“Come on in,” I yell, trusting it is not a political canvasser.
The door bangs in the wind, reputed to be blowing at 46 miles per hour. A many-layered quasi-human creature, looking twice her size in a puffy down parka recommended by Oprah, stomps in and curses the book that falls on her foot.
No need for formality. It’s my cousin, Megan the librarian, who staggers in with 2 Starbucks coffees, a box of chocolates, a bottle of whisky, and an ARC of the new Donna Leon. Her furnace has broken down, so she’s temporarily living in the mud room.
“Did you bring more blankets?”
She turns up the thermostat. “There’s your answer.”
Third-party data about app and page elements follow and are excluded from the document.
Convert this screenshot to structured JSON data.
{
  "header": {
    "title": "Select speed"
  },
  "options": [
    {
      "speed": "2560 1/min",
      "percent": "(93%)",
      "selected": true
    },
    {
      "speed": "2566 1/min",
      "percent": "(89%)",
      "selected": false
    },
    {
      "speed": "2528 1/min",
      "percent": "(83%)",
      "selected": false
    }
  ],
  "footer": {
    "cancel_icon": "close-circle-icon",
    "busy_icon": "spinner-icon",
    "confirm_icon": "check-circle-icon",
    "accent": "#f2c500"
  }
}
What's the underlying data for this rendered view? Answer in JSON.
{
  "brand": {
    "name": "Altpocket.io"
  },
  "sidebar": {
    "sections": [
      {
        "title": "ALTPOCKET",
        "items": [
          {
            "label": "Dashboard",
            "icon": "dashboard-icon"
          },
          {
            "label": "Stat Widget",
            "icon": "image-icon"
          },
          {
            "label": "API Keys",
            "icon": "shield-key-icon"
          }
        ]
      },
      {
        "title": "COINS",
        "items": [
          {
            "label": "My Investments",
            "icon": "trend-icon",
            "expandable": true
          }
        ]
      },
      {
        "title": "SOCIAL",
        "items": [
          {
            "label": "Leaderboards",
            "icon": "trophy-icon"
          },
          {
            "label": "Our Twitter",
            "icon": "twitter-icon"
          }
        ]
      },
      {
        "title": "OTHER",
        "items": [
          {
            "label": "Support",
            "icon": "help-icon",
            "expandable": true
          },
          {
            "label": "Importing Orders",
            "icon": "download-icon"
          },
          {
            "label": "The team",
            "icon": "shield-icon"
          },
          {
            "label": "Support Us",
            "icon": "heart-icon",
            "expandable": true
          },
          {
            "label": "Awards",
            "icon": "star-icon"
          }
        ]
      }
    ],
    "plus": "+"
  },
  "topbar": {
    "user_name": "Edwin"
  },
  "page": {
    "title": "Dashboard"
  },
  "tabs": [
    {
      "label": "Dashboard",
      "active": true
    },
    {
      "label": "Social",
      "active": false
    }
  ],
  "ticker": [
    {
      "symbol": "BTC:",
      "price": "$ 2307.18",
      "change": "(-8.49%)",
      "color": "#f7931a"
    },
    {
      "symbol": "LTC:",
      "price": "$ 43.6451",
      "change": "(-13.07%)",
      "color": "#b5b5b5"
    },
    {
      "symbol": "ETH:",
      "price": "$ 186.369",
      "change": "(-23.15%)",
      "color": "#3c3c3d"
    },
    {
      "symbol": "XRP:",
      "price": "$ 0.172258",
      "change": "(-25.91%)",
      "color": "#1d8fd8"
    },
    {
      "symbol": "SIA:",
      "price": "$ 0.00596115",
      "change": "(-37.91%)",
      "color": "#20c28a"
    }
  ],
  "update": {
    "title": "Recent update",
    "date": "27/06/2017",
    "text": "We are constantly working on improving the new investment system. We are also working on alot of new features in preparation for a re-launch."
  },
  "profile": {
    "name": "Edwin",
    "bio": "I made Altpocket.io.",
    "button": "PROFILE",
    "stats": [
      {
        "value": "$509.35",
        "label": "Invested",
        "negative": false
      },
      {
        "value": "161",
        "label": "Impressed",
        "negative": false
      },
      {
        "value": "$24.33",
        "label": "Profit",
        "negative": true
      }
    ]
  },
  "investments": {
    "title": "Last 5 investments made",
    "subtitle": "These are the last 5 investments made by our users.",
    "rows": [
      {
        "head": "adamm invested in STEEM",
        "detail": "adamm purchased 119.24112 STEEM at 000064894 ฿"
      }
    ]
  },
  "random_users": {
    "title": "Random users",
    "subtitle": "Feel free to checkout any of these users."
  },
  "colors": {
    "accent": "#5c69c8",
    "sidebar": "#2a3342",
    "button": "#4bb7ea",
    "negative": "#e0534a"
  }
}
Although she is not exactly company, we’re not soulmates. We politely played cards, but now we’re in family mode, i.e., ignoring each other. The plan: drink Irish coffee, read light books, and then listen to podcasts. Then sleep for 12 hours or so. Then repeat.
I KNOW YOU’LL WANT TO DUPLICATE OUR WINTER WEEKEND.
THE READING LIST.
PATRICK DENNIS’S Genius (1962). Although Patrick Dennis is best-known for Auntie Mame, a witty novel made into a hilarious movie with Rosalind Russell, his novel Genius is even funnier. In fact, it’s so funny it’s really a humor book.
The narrator is the crusty, witty author himself, wintering in Mexico with his wife, also a writer, who is referred to as “my wife.” They inhabit a huge, eccentrically furnished apartment, which is located in a former convent, in “one of those bogus Spanish colonial establishments in Lumas, where all good revolutionary generals and their mistresses go to retire.”
There are many eccentric characters at Casa Ximenez, including the proprietor, Catalina Ximinez, a middle-aged ex-movie star known for her starring role as an Indian deaf-mute in the art film, Yucatan Girl. And, coincidentally, the washed-up director of Yucatan Girl, Leander Starr, also lives there, supported by his starstruck manservant. Starr cannot return to the U.S., because he is indigent and is on the run from the IRS and his ex-wives. Anyway, the goofy set-up leads to the making of another art film, co-written by Starr and Patrick. Lots of high-jinks!
Patrick also spends two pages, with footnotes, satirizing the commercial fiction in women’s magazines. He keeps procrastinating his writing.
It was a light, frothy piece for a famous women’s service magazine that will buy any piece of fiction, no matter how bad, as long as it’s wholesome and the author’s name is sufficiently well-known to beef up the front cover. They have a something-for-everyone formula that is one hundred percent foolproof. While the ladies in the fiction department put away about a quart of gin apiece at lunch before dashing off to their analysts, the stories they insist on printing are simon pure…. In the nonfiction department, however, anything goes, and the closer to pornography the better.
He gives examples of such titles as “Syphilis in Our Nursery Schools,” “Is Your Daughter a Teen-age Prostitute?”, and “The Orgasm and You.”
I think I’ve read some of those!
ALSO ON THE READING LIST are the “Shouts and Murmurs” humor pieces in our neglected New Yorkers, Cornelia Otis Skinner’s humor book, Nuts in May, E. M. Delafield’s Provincial Lady books, and the new Donna Leon.
Here’s a RECIPE FOR IRISH COFFEE at the Food Network.
Here’s our favorite PODCAST, Tea and Tattle.